I discovered Jennifer Castle under her former alias "castlemusic," along with her 2008 LP You Can't Take Anyone. Now, Castle returns - this time using her real name - with a new record fittingly titled Castlemusic, a picturesque album that beautifully sews together everyday truths with the imagined. And Castle's voice sounds natural and her lyrics, instinctive and adventurous, coming to life like symphonic conversations.
Prior to her show on May 19th at Horseshoe Tavern, Castle spoke to me about the idea of recollection, song-writing and her new album.
The theme of isolation and self-awareness worked hand-in-hand in the first album, in the sense of being alone and appreciating those quiet moments in order to come to terms with who you are. What were some of the things you learned about yourself while making your first album and shedding your alias as castlemusic - and how would you describe yourself now?
The name castlemusic has been with me for a long time. I still feel very connected to it even though I have introduced my given name into the fold. It's all castlemusic, just like castlemusic is all me. They are one in the same.
The act of remembering seems to be a major theme in Castlemusic. When did you begin to make use of memory to write songs?
I was writing many of these songs as acts of reconciliation with my present, past and future. Remembering as an act is an interesting thing. My friend Anna read that the word remembering comes from the idea of re-membering the dead, like putting them back together. I like the busy-ness of this explanation. I respect the work it takes to put something back together.
You also sing a lot about the different seasons and floral imagery.
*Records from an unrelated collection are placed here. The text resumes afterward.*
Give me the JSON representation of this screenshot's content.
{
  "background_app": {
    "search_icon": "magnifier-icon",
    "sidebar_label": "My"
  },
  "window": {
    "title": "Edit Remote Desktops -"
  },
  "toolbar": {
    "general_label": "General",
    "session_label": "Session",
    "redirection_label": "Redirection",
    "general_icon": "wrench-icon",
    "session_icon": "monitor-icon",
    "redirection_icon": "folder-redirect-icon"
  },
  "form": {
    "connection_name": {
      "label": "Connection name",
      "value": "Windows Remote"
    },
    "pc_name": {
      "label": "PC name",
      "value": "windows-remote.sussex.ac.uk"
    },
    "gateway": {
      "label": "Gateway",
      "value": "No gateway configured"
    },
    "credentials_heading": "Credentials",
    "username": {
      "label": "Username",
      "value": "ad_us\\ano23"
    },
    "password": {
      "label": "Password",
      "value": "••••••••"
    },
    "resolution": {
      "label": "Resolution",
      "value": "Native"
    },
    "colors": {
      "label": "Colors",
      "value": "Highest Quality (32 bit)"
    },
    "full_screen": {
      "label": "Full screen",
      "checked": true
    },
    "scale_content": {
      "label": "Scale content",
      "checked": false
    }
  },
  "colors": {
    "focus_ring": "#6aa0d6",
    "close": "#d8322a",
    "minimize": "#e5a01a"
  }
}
Most references to situations involving flora are real happenings. Most references to the seasons are true. I like to reference things I know as true. Nature is a good anchor for the things I have no choice but to speculate on.
You've been working and playing "Neverride" for a while now and there is something timeless about the song when you listen to it. How do you feel about the song now that it's recorded?
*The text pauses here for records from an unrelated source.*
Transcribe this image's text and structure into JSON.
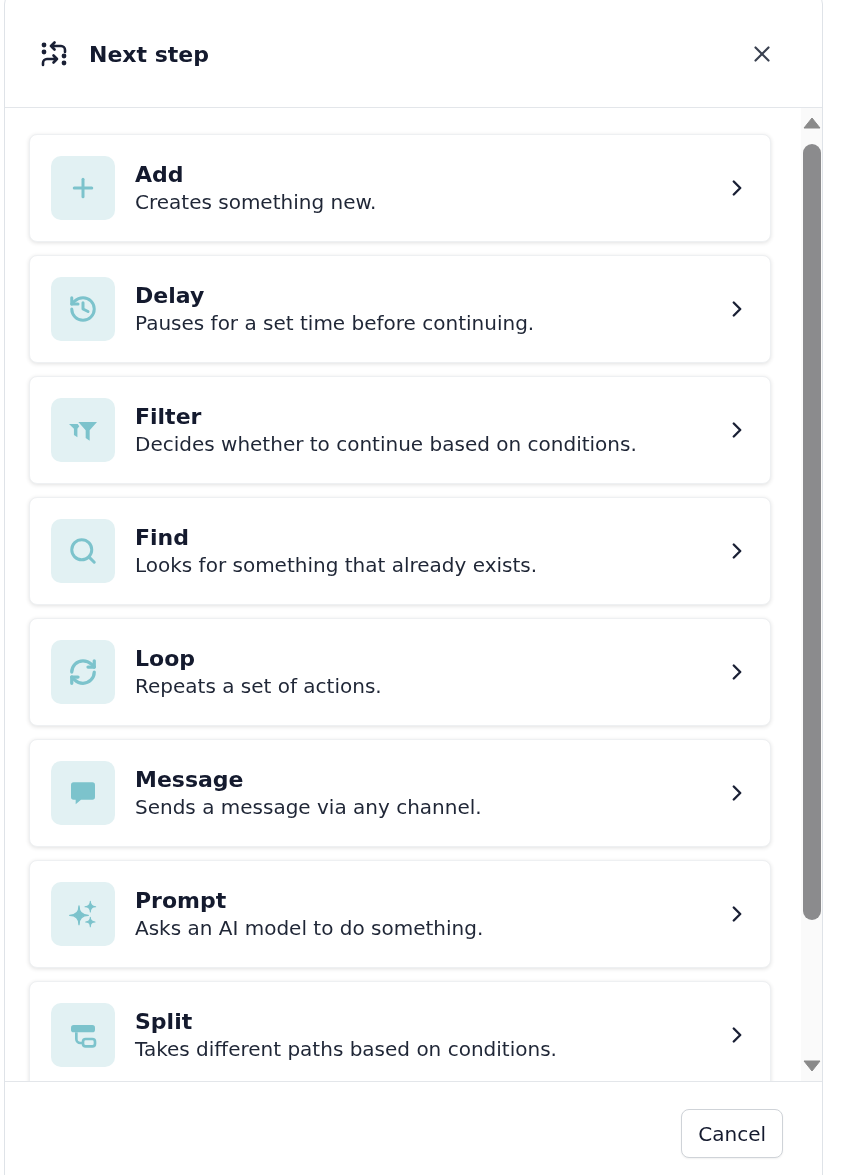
{
  "dialog": {
    "title": "Next step"
  },
  "steps": [
    {
      "kind": "add",
      "title": "Add",
      "description": "Creates something new."
    },
    {
      "kind": "delay",
      "title": "Delay",
      "description": "Pauses for a set time before continuing."
    },
    {
      "kind": "filter",
      "title": "Filter",
      "description": "Decides whether to continue based on conditions."
    },
    {
      "kind": "find",
      "title": "Find",
      "description": "Looks for something that already exists."
    },
    {
      "kind": "loop",
      "title": "Loop",
      "description": "Repeats a set of actions."
    },
    {
      "kind": "message",
      "title": "Message",
      "description": "Sends a message via any channel."
    },
    {
      "kind": "prompt",
      "title": "Prompt",
      "description": "Asks an AI model to do something."
    },
    {
      "kind": "split",
      "title": "Split",
      "description": "Takes different paths based on conditions."
    }
  ],
  "footer": {
    "buttons": [
      "Cancel"
    ]
  }
}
I like the way it is on the record. It will always just be a small song I sing like a prayer but it's nice to hear it with its lovely recorded posture. Stew's (Stew Crookes, One Hundred Dollars) pedal steel playing is super mellow and the feeling is pretty smoked-out at the end there.
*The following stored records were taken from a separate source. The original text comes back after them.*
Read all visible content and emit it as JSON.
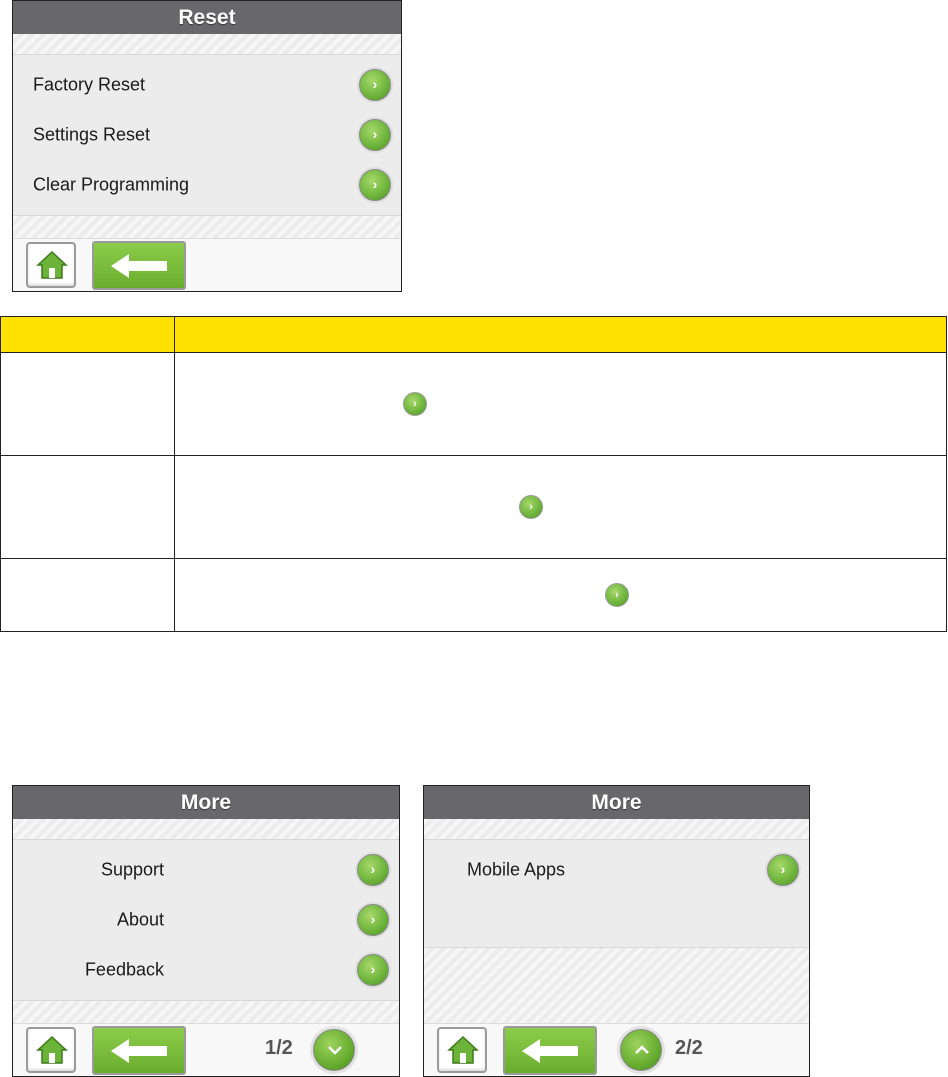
{
  "reset_screen": {
    "title": "Reset",
    "items": [
      {
        "label": "Factory Reset",
        "icon": "chevron-right-icon"
      },
      {
        "label": "Settings Reset",
        "icon": "chevron-right-icon"
      },
      {
        "label": "Clear Programming",
        "icon": "chevron-right-icon"
      }
    ]
  },
  "table": {
    "header": [
      "",
      ""
    ],
    "rows": [
      {
        "col1": "",
        "col2": ""
      },
      {
        "col1": "",
        "col2": ""
      },
      {
        "col1": "",
        "col2": ""
      }
    ]
  },
  "more_screen_1": {
    "title": "More",
    "items": [
      {
        "label": "Support"
      },
      {
        "label": "About"
      },
      {
        "label": "Feedback"
      }
    ],
    "pager": "1/2"
  },
  "more_screen_2": {
    "title": "More",
    "items": [
      {
        "label": "Mobile Apps"
      }
    ],
    "pager": "2/2"
  },
  "colors": {
    "title_bar": "#68686a",
    "accent_green": "#6cb33a",
    "table_header": "#ffe100"
  },
  "chevron": "›"
}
Even in your first album there's a sense of spontaneity and unpredictability in your song-writing, as if you're making up words as you go along, which makes your music sound adventurous. How would you describe your method of composition? Does it feel like sometimes the songs seem to write themselves?
Some of the songs write themselves and some of them I write with a more deliberate attention. When I say they write themselves do I mean that I am in the right place at the right time to accept them from the universe? I'm not sure. Song-writing is changing for me. I carry ideas and melodies and songs around with me for longer than I used to. I have to gather lots of disparate information when I actually get down to pinning songs down. I went up north last spring to solidify these jams for a month before I recorded them. That's where I finally got to know them after having them as ideas ruminating around my head.
How excited are you with this new record and to be touring again?
I'm glad about this record, I feel I wrote and recorded the very things I aimed to. I feel I've become a better player. As for touring, I'm deeply committed to sharing the musical experience with those people generous enough to find me and sit by me for an hour or so. I like going into a trance with people that want to hear a woman sing her songs. I like opening my eyes and knowing it's over, and that it was good and honest.
Catch Jennifer Castle's CD Release show at Horseshoe Tavern on May 19th. And you can purchase Castlemusic on the Flemish Eye shop.
Below, you can download her lulling single "Neverride", as well as the springtime/floral-inspired "Powers" for free courtesy Flemish Eye.